Ordorica chalks the revival of 8-bit up in part to the popularity of Cinemassacre’s Angry Video Game Nerd, who reviews and gripes about old games in a way that has captured the attention and adoration of a good chunk of gamers. When debuting their new 8-bit games, both Ordorica and Provinciano were met with overwhelming positivity from an audience who grew up on very large pixels. Facebook statistics show that 93% of people who visit its page are over 18 years old.
“People my age or thereabouts seem interested in the past,” Ordorica said. “When I released the trailer for Battle Kid, people were like, ‘Oh wow, a new NES game, awesome!’”
But to someone whose first console was a Nintendo 64 or PlayStation, the nostalgia factor just isn’t there.
“In the earlier days of the project,” Provinciano said, “when it was more niche, it was more older people, it was unanimously positive. Now that it’s gotten more exposure, a lot more kids have gotten involved in comments and immature stuff on forums. You can’t really please everyone.”
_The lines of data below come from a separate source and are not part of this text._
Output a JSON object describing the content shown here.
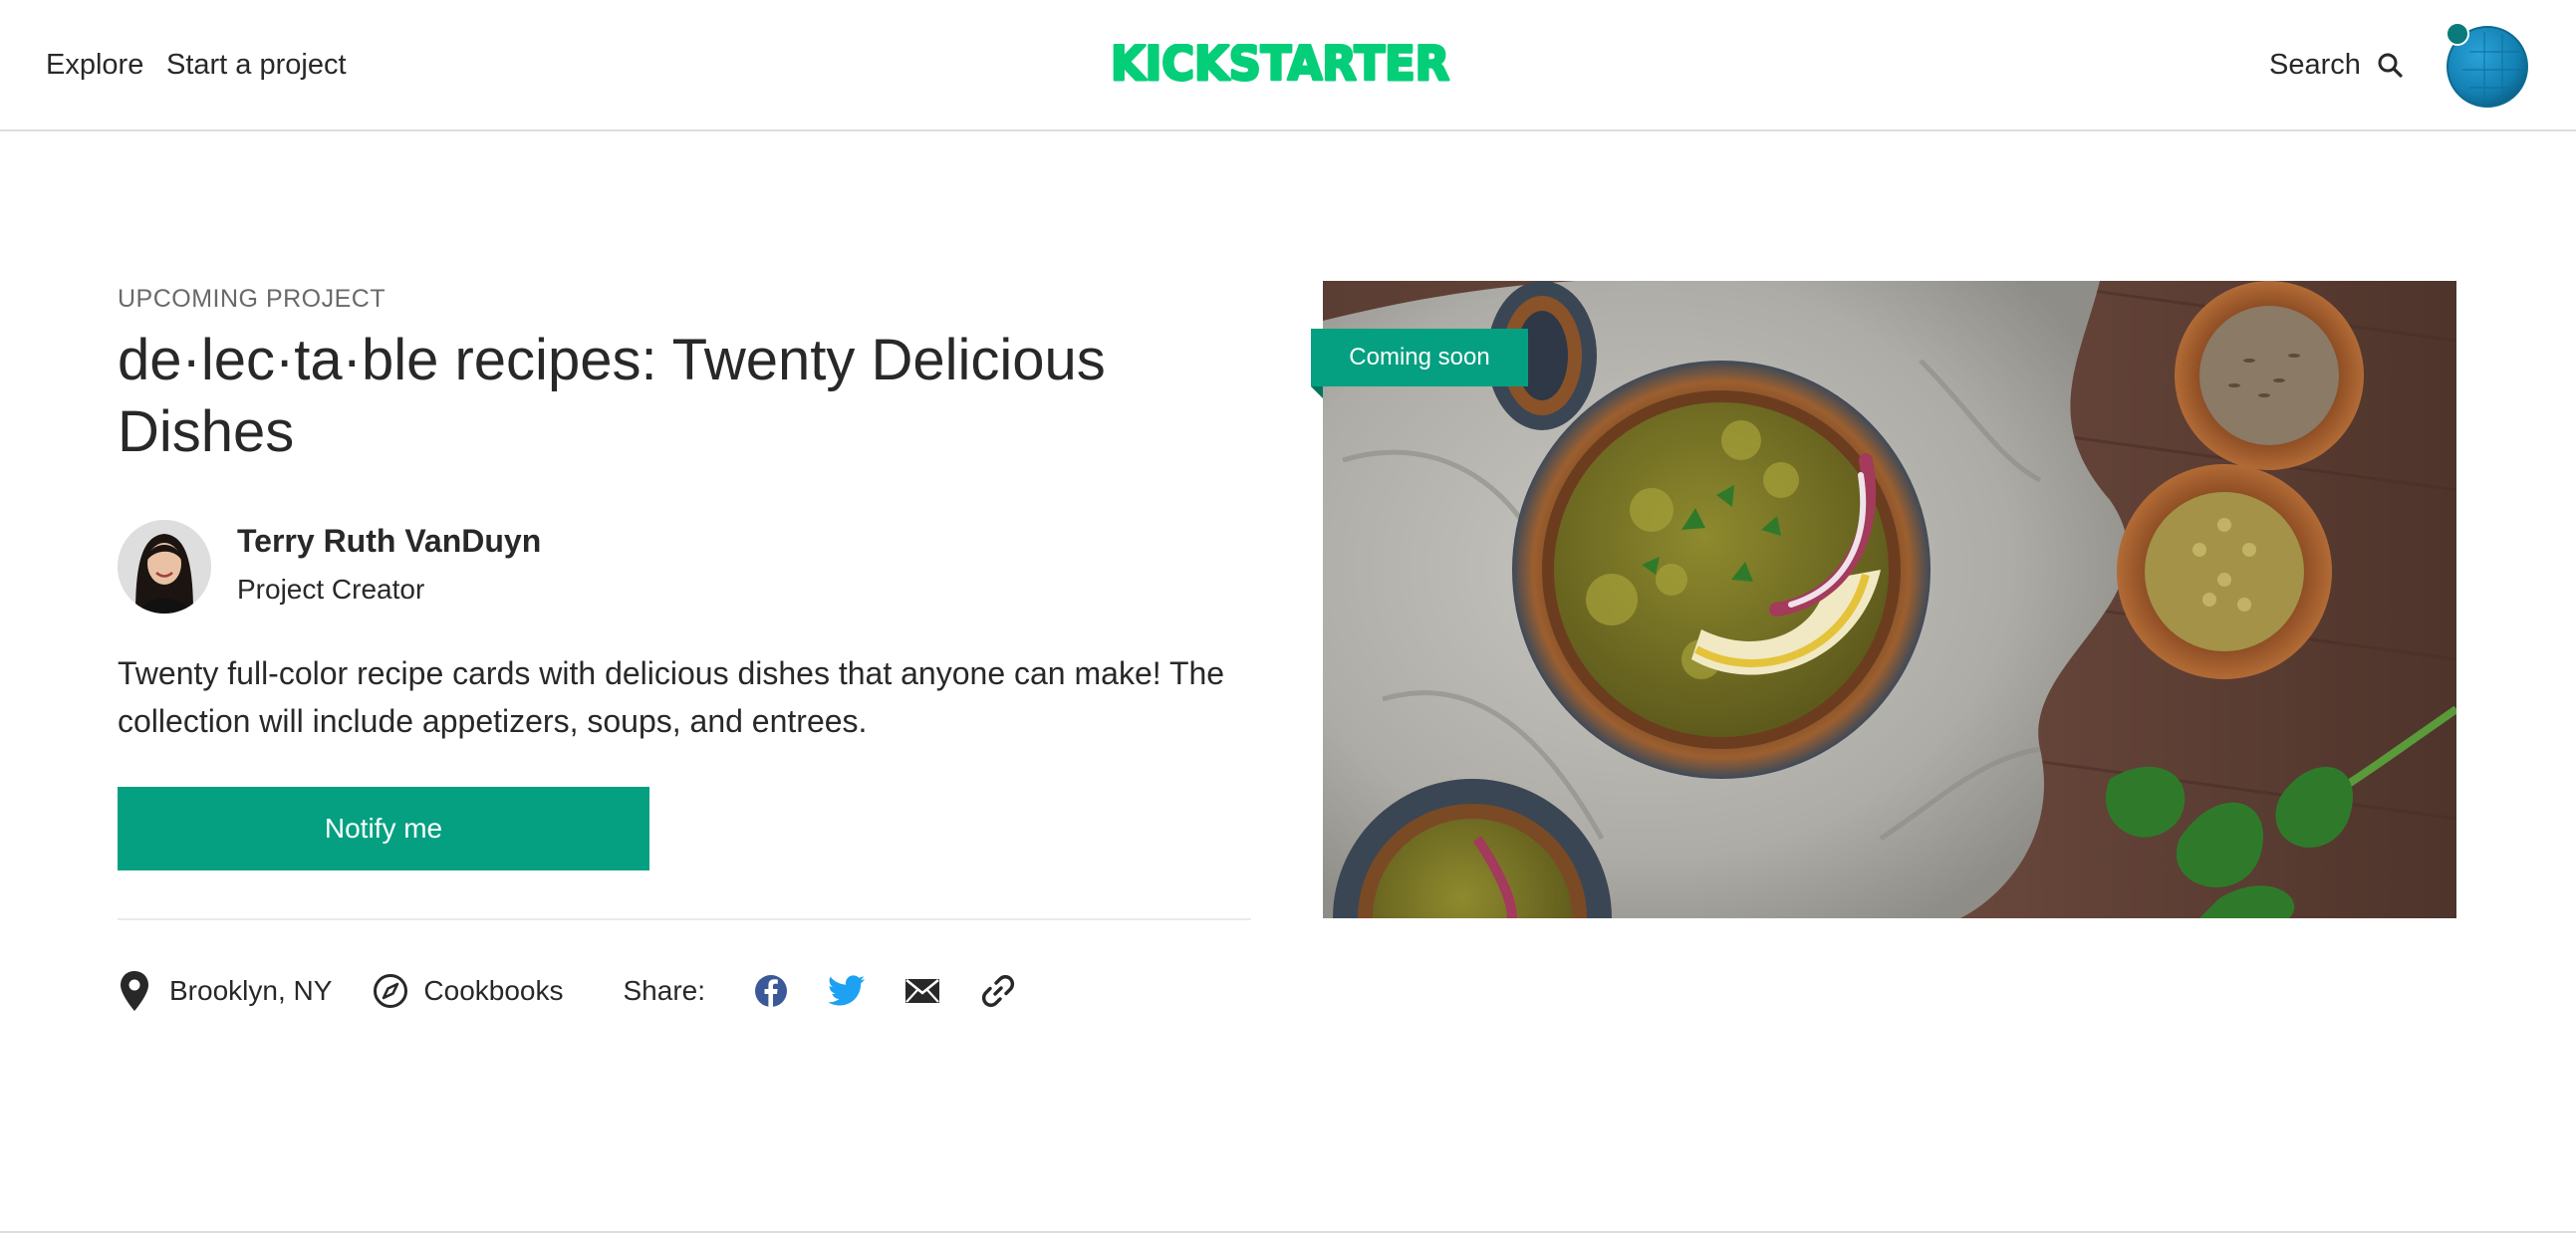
{
  "header": {
    "nav": [
      "Explore",
      "Start a project"
    ],
    "logo": "KICKSTARTER",
    "search_label": "Search"
  },
  "project": {
    "eyebrow": "UPCOMING PROJECT",
    "title": "de·lec·ta·ble recipes: Twenty Delicious Dishes",
    "creator_name": "Terry Ruth VanDuyn",
    "creator_role": "Project Creator",
    "blurb": "Twenty full-color recipe cards with delicious dishes that anyone can make! The collection will include appetizers, soups, and entrees.",
    "notify_label": "Notify me",
    "location": "Brooklyn, NY",
    "category": "Cookbooks",
    "share_label": "Share:",
    "badge": "Coming soon"
  },
  "colors": {
    "brand_green": "#05ce78",
    "accent_teal": "#05a081",
    "facebook": "#3b5998",
    "twitter": "#1da1f2"
  },
  "icons": [
    "search-icon",
    "avatar",
    "location-pin-icon",
    "compass-icon",
    "facebook-icon",
    "twitter-icon",
    "email-icon",
    "link-icon"
  ]
}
The generation gap became obvious.
“Some of them are like, ‘[Retro City Rampage is] Pokemon meets Saints Row!’” he said.
The appeal of a blocky, difficult, weird-looking game to a younger audience is more dependent on how willing they are to look past appearances. When making a game that is heavily fueled by that nostalgia, it may be a tough sell to someone that doesn’t have that link to the past. But that isn’t to say the appeal is lost on anyone born after the fall of the Berlin Wall.
“Some kids will like it, maybe because of an older brother or maybe for the same reasons that people listen to old classic rock,” Provinciano said. “To those who can look past it, I think that, RCR for example, it’s cartoony animation, as simple as it is, is really appealing. Like, guy freaks out and his hat flies off. I think the comic violence can make it appealing to a wider audience.”
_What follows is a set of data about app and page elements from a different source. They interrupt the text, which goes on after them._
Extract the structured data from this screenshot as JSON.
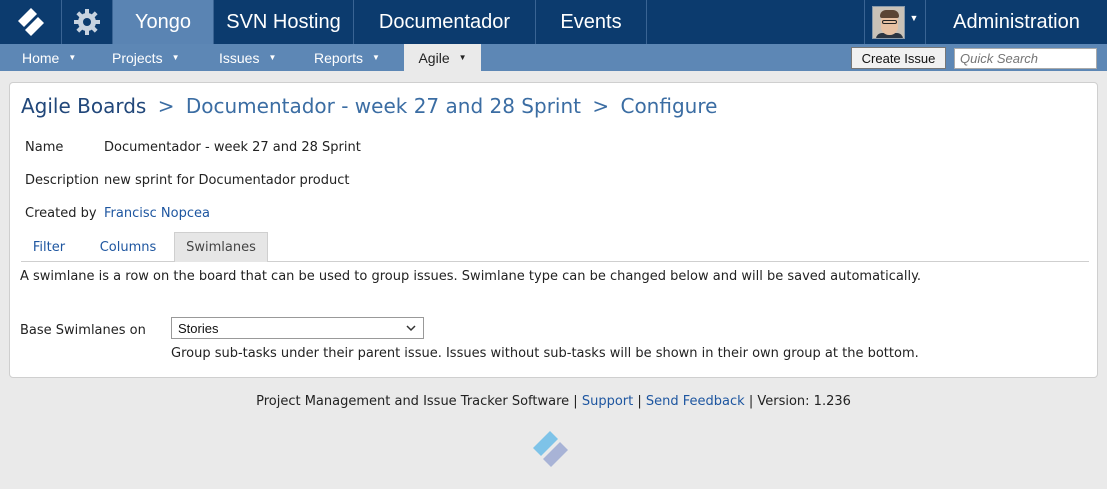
{
  "topnav": {
    "items": [
      "Yongo",
      "SVN Hosting",
      "Documentador",
      "Events"
    ],
    "admin_label": "Administration"
  },
  "subnav": {
    "items": [
      "Home",
      "Projects",
      "Issues",
      "Reports",
      "Agile"
    ],
    "create_issue_label": "Create Issue",
    "quick_search_placeholder": "Quick Search"
  },
  "breadcrumb": {
    "root": "Agile Boards",
    "board": "Documentador - week 27 and 28 Sprint",
    "current": "Configure",
    "separator": ">"
  },
  "details": {
    "name_label": "Name",
    "name_value": "Documentador - week 27 and 28 Sprint",
    "description_label": "Description",
    "description_value": "new sprint for Documentador product",
    "created_by_label": "Created by",
    "created_by_value": "Francisc Nopcea"
  },
  "tabs": [
    "Filter",
    "Columns",
    "Swimlanes"
  ],
  "active_tab": "Swimlanes",
  "swimlanes": {
    "intro": "A swimlane is a row on the board that can be used to group issues. Swimlane type can be changed below and will be saved automatically.",
    "base_label": "Base Swimlanes on",
    "selected": "Stories",
    "help": "Group sub-tasks under their parent issue. Issues without sub-tasks will be shown in their own group at the bottom."
  },
  "footer": {
    "product": "Project Management and Issue Tracker Software",
    "support": "Support",
    "feedback": "Send Feedback",
    "version": "Version: 1.236",
    "divider": "|"
  },
  "colors": {
    "topbar": "#0c3b6e",
    "active_top": "#5a84b3",
    "subnav": "#5d87b5",
    "link": "#1e56a0"
  }
}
Twenty-five years on and people are still developing for the NES. In the year 2020, will nostalgia drive people to develop games for the N64 or PlayStation, or is the NES just such a unique case of right place, right time, right everything? Is primitive 3D enough of a draw that people will want to revisit it?
“As you start getting to the more advanced consoles it seems kind of silly,” Ordorica said. “Why wouldn’t you just make a PC game or a downloadable title? The technology is already there. For the PlayStation you’d be kind of limited, but wouldn’t be anywhere near as limited as the NES so it might not have the same charm.”
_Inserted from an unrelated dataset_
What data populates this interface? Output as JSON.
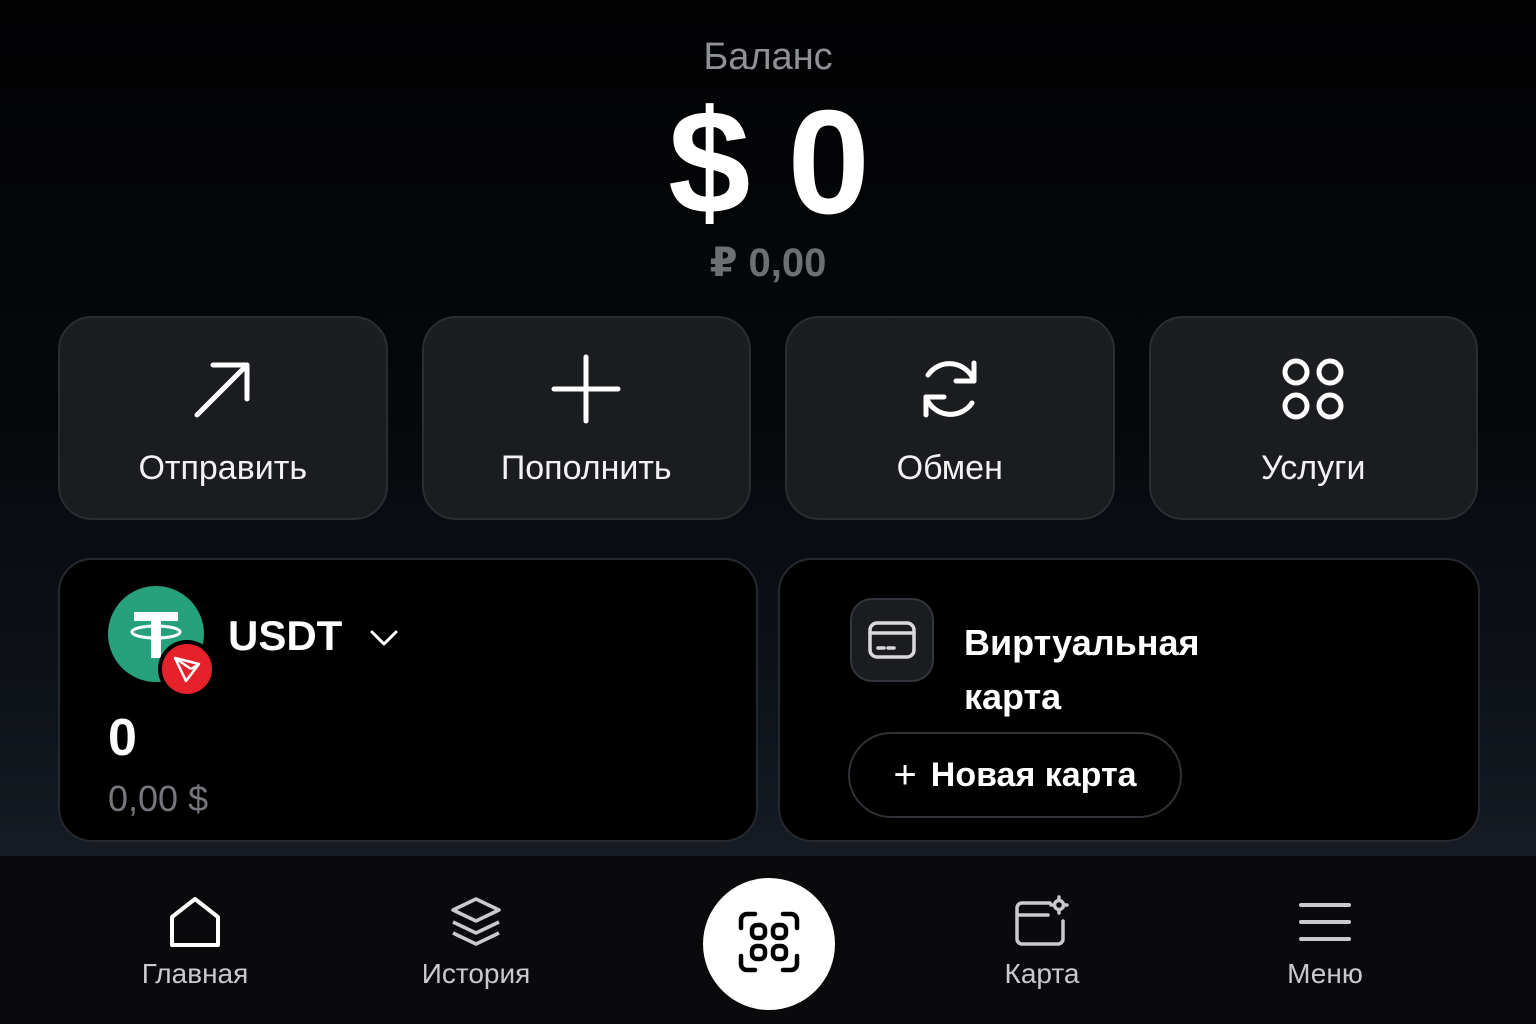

Provinciano has trouble playing games of the early 3D era in this day and age, but NES-era graphics give no such woes.
“3D games age horribly,” he said. “We used to play those back when they came out, but now they’re an eyesore. Somehow, the NES games still look nice. But the worst are PlayStation games that used a lot of dithering; at least the N64 used a lot of solid colors so they’re easier on the eyes.
“I guess there are indie games out there that use low-res models, but I don’t think they’re trying to be retro, I think instead they’re focusing on gameplay and budget.”
Twenty-five years of NES. Twenty-five years of happy memories, all-time classics and hardcore creativity. Naturally, that’s something a little special, and that bottle of lightning will not be going anywhere in the hearts of those who lived it. Considering the console’s role in gaming history, these 8-bit love letters to the past are a great way to honor its legacy and preserve the industry’s roots. As long as that love is strong, the NES will never die.